→ **ASSIGNMENT**
Line by line, check the data for the string "JSON" and state how many lines have it, nothing more.

[DATA IN THIS EXERCISE — start]

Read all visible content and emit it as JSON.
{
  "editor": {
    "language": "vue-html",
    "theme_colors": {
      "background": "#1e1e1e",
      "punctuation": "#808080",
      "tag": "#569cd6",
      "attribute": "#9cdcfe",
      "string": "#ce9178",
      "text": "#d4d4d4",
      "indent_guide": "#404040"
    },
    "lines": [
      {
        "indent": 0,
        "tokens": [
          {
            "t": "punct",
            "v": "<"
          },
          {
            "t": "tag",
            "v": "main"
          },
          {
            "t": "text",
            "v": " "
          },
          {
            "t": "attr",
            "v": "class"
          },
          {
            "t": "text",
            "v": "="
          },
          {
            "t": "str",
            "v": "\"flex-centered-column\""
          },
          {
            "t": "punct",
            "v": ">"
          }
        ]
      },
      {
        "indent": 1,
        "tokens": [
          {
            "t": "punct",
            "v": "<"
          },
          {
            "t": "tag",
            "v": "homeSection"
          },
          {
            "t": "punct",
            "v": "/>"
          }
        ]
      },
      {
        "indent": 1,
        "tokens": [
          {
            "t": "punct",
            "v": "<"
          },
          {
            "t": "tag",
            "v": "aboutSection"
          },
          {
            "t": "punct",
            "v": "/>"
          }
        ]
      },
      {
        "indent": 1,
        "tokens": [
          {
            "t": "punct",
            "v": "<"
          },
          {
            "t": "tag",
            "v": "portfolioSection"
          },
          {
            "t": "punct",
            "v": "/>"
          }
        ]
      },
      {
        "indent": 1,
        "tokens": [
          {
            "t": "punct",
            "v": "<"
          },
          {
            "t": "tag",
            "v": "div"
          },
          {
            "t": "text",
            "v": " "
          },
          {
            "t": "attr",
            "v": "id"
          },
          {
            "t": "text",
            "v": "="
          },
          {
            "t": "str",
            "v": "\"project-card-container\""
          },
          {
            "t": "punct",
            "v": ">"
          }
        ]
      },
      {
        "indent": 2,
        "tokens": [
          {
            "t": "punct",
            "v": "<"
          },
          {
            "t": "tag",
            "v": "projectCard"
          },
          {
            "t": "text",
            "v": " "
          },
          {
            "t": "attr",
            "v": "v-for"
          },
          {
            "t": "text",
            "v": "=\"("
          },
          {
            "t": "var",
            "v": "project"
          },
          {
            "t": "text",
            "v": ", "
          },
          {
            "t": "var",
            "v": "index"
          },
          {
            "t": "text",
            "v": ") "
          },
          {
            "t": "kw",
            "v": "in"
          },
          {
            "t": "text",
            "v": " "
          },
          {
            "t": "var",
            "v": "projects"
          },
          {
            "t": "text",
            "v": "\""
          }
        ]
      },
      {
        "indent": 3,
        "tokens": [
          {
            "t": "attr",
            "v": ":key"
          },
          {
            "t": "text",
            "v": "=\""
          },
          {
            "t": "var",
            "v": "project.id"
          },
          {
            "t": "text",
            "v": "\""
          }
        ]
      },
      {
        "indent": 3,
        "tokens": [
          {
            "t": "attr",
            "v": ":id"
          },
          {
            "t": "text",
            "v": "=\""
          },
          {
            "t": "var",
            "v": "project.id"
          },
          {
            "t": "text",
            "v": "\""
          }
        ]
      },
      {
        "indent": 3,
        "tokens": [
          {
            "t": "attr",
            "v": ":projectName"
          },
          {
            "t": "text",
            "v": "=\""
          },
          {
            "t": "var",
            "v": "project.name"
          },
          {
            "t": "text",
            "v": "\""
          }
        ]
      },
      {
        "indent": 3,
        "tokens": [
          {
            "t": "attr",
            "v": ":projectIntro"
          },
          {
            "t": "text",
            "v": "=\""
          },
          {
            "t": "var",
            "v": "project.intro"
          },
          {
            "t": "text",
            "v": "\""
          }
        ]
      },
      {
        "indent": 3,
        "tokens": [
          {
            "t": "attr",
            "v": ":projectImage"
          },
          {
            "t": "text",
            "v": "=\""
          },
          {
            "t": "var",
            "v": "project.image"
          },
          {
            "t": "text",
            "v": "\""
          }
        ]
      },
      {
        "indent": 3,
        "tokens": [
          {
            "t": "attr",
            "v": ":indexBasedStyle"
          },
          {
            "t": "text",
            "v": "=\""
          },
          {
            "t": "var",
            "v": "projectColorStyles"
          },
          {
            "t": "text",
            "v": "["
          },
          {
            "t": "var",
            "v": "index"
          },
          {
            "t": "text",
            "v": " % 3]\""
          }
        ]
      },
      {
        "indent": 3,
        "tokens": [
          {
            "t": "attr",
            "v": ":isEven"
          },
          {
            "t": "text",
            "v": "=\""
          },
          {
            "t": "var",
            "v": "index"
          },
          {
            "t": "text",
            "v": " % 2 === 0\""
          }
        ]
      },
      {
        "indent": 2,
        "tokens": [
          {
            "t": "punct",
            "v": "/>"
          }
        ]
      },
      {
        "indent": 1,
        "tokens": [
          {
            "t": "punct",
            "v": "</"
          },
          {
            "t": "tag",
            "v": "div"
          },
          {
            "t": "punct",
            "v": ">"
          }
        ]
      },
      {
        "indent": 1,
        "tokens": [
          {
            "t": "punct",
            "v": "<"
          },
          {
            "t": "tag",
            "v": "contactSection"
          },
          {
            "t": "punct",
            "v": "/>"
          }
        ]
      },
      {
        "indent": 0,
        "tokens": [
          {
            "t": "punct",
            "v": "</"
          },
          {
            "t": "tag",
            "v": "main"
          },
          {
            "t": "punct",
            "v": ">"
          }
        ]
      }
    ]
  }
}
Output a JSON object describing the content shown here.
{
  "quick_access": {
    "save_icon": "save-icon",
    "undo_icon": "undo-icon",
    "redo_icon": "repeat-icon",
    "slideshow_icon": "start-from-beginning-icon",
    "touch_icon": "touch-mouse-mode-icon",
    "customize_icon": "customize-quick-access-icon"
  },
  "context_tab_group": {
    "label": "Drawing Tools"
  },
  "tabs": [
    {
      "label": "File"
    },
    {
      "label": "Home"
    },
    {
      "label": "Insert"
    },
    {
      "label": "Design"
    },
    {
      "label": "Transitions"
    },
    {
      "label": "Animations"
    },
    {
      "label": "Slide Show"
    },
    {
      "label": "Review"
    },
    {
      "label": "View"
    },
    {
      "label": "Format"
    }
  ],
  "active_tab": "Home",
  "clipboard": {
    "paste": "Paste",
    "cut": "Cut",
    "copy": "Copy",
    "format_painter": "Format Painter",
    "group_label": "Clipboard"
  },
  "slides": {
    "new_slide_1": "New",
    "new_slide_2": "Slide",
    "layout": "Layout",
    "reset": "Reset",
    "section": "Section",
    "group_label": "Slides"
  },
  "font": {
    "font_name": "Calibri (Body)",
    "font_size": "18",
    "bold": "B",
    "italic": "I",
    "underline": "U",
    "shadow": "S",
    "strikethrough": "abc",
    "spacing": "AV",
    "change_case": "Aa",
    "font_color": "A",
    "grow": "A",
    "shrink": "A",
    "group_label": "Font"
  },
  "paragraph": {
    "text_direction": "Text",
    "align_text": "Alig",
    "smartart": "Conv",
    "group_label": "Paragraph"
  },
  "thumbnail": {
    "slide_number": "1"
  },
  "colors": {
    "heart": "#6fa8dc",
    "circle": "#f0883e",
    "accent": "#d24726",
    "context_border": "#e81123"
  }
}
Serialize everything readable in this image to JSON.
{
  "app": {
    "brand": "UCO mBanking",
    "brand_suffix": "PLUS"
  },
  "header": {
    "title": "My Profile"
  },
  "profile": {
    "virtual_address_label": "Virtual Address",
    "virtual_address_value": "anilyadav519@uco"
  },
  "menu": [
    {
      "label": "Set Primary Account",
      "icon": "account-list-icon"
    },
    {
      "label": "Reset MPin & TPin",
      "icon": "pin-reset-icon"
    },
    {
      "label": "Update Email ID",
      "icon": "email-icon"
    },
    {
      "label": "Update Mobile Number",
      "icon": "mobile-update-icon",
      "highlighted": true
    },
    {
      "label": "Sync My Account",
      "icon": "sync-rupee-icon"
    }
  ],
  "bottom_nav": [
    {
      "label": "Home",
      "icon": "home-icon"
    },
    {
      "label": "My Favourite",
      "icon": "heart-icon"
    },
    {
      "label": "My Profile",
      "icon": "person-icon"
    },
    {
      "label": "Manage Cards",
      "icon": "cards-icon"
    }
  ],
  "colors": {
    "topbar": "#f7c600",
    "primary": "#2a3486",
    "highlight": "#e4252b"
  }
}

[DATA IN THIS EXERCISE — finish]

→ **SOLUTION TO THIS EXERCISE**
3